Entries from a dataset of interfaces

++++++++++++++++++++

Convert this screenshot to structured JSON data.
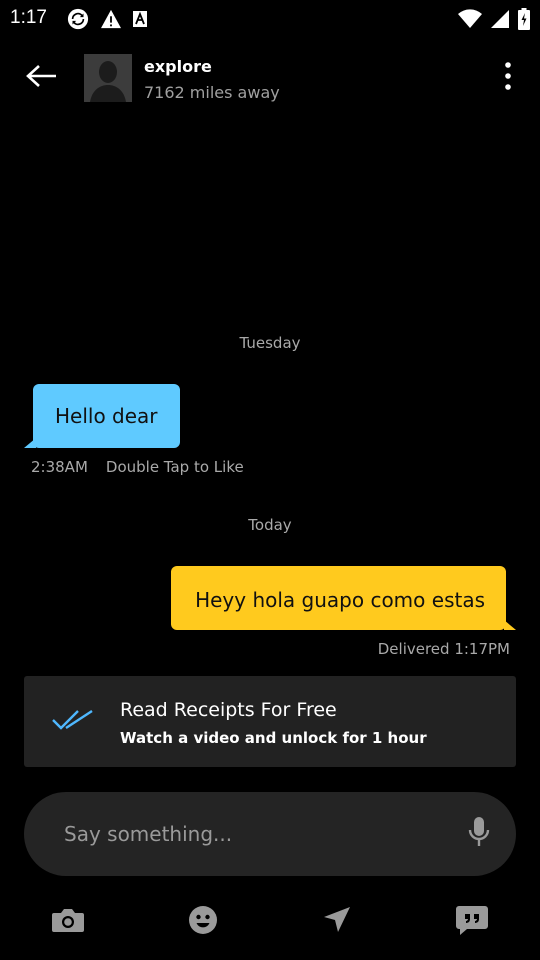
{
  "status_bar": {
    "time": "1:17",
    "icons": [
      "sync-icon",
      "warning-icon",
      "font-a-icon",
      "wifi-icon",
      "signal-icon",
      "battery-icon"
    ]
  },
  "header": {
    "contact_name": "explore",
    "distance": "7162 miles away",
    "icons": [
      "back-arrow-icon",
      "avatar-silhouette",
      "more-vert-icon"
    ]
  },
  "conversation": {
    "day_1": "Tuesday",
    "incoming_message": {
      "text": "Hello dear",
      "time": "2:38AM",
      "hint": "Double Tap to Like",
      "bubble_color": "#5fcaff"
    },
    "day_2": "Today",
    "outgoing_message": {
      "text": "Heyy hola guapo como estas",
      "status": "Delivered 1:17PM",
      "bubble_color": "#ffca1e"
    }
  },
  "promo": {
    "title": "Read Receipts For Free",
    "subtitle": "Watch a video and unlock for 1 hour",
    "icon": "double-check-icon",
    "accent": "#4fb8ff"
  },
  "composer": {
    "placeholder": "Say something...",
    "icon": "mic-icon"
  },
  "bottom_bar": {
    "icons": [
      "camera-icon",
      "emoji-icon",
      "location-send-icon",
      "saved-phrases-icon"
    ]
  }
}
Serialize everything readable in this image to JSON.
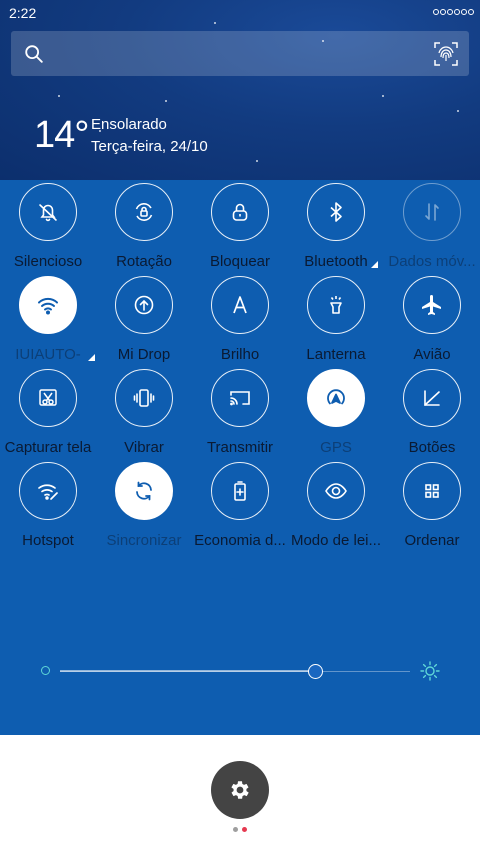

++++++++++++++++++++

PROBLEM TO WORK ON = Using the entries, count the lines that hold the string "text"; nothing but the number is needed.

TASK SOLUTION = 2